Those opposed to the withdrawal say Trump lacks understanding as to what is at stake. His critics complain he has no “Plan B.” In reality, there was never a useful Plan A. Saudi Arabia and Israel are the countries most directly threatened by Iran. Both are U.S. allies. Both have been against the treaty from the start. And both fully support Trump’s decision.
And so do many of Trump’s erstwhile critics at home. As New York Times columnist Bret Stephens explained in support of the withdrawal: “The goal is to put Iran’s rulers to a fundamental choice. They can opt to have a functioning economy, free of sanctions and open to investment, at the price of permanently, verifiably and irreversibly foregoing a nuclear option and abandoning their support for terrorists. Or they can pursue their nuclear ambitions at the cost of economic ruin and possible war. But they are no longer entitled to Barack Obama’s sweetheart deal of getting sanctions lifted first, retaining their nuclear options for later, and sponsoring terrorism throughout.”
|An Israeli flag is seen on Mount Bental in the Israeli-annexed Golan Heights on May 10, 2018. Jalaa Marey/AFP/Getty Images|
Iran attacked Israel Wednesday by launching missiles from Syria. That same day, Iranian-backed forces in Yemen fired missiles at Riyadh, the capital of Saudi Arabia. The menacing intentions of The Islamic Republic of Iran — to control the Middle East and threaten Israel — are writ large. And the government of Canada says nothing but that it continues to support the Obama plan that laid the groundwork for this extreme situation. That feckless response tells us everything we need to know about the foreign policy of the Trudeau government.

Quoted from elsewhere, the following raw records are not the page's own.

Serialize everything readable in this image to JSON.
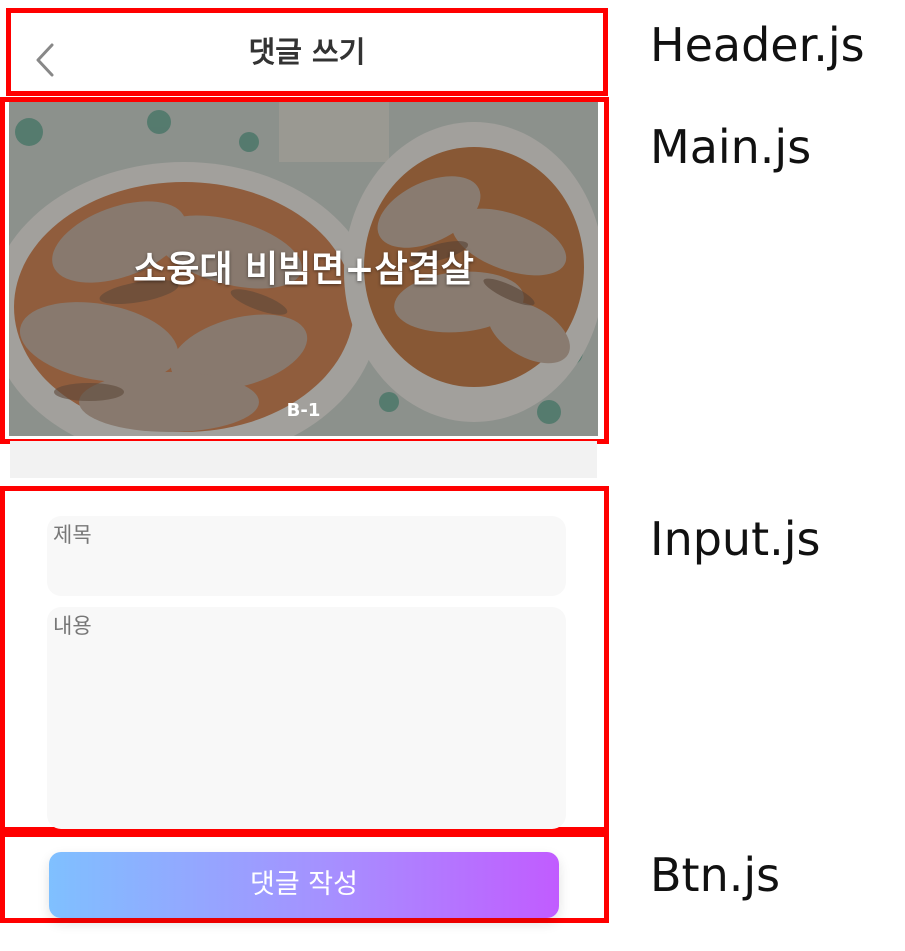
{
  "header": {
    "title": "댓글 쓰기",
    "back_icon": "chevron-left-icon"
  },
  "main": {
    "title": "소융대 비빔면+삼겹살",
    "code": "B-1"
  },
  "form": {
    "title_label": "제목",
    "content_label": "내용"
  },
  "button": {
    "label": "댓글 작성"
  },
  "annotations": {
    "header": "Header.js",
    "main": "Main.js",
    "input": "Input.js",
    "btn": "Btn.js"
  },
  "colors": {
    "frame": "#ff0000",
    "button_gradient_start": "#7fc0ff",
    "button_gradient_end": "#c15cff",
    "field_bg": "#f8f8f8"
  }
}
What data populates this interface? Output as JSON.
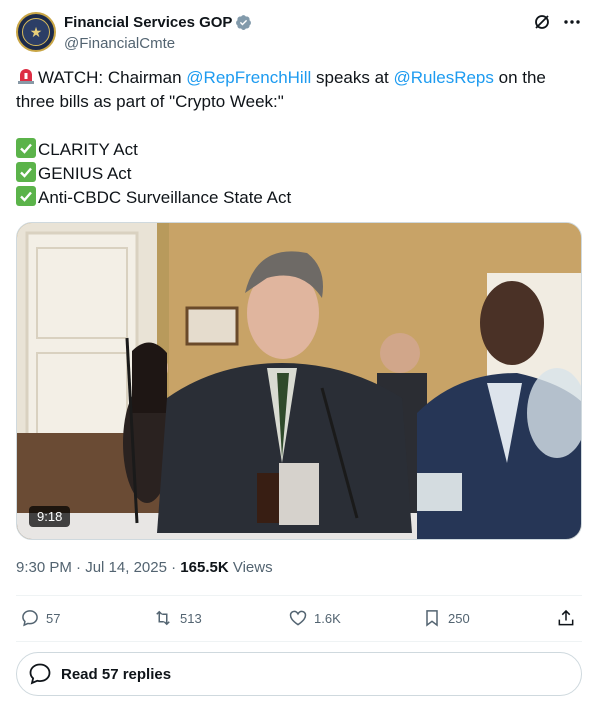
{
  "author": {
    "display_name": "Financial Services GOP",
    "handle": "@FinancialCmte",
    "verified": true
  },
  "tweet": {
    "line1_prefix": "WATCH: Chairman ",
    "mention1": "@RepFrenchHill",
    "line1_mid": " speaks at ",
    "mention2": "@RulesReps",
    "line1_suffix": " on the",
    "line2": "three bills as part of \"Crypto Week:\"",
    "bills": [
      "CLARITY Act",
      "GENIUS Act",
      "Anti-CBDC Surveillance State Act"
    ]
  },
  "media": {
    "duration": "9:18"
  },
  "meta": {
    "time": "9:30 PM",
    "sep1": " · ",
    "date": "Jul 14, 2025",
    "sep2": " · ",
    "views_count": "165.5K",
    "views_label": " Views"
  },
  "actions": {
    "replies": "57",
    "retweets": "513",
    "likes": "1.6K",
    "bookmarks": "250"
  },
  "replies_button": {
    "label": "Read 57 replies"
  },
  "colors": {
    "accent": "#1d9bf0",
    "muted": "#536471",
    "border": "#cfd9de"
  }
}
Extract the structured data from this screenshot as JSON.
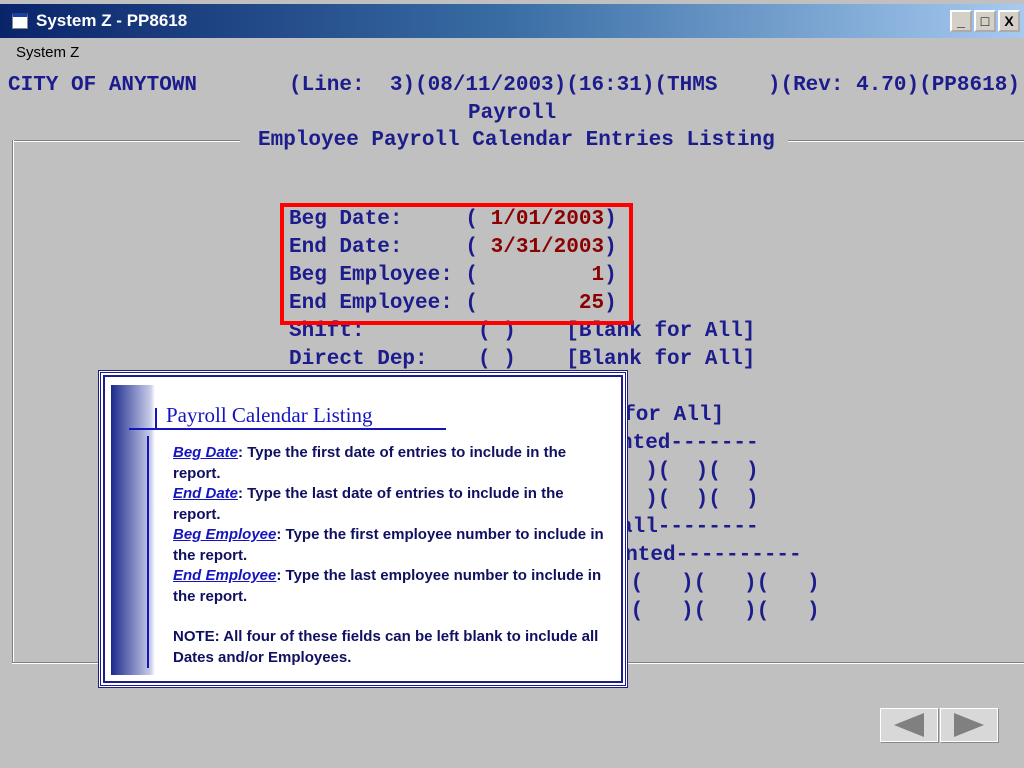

— Vivian Bercovici is Canada’s former ambassador to Israel. She lives in Tel Aviv
Source: NATIONAL POST / Vivian Bercovici in Tel Aviv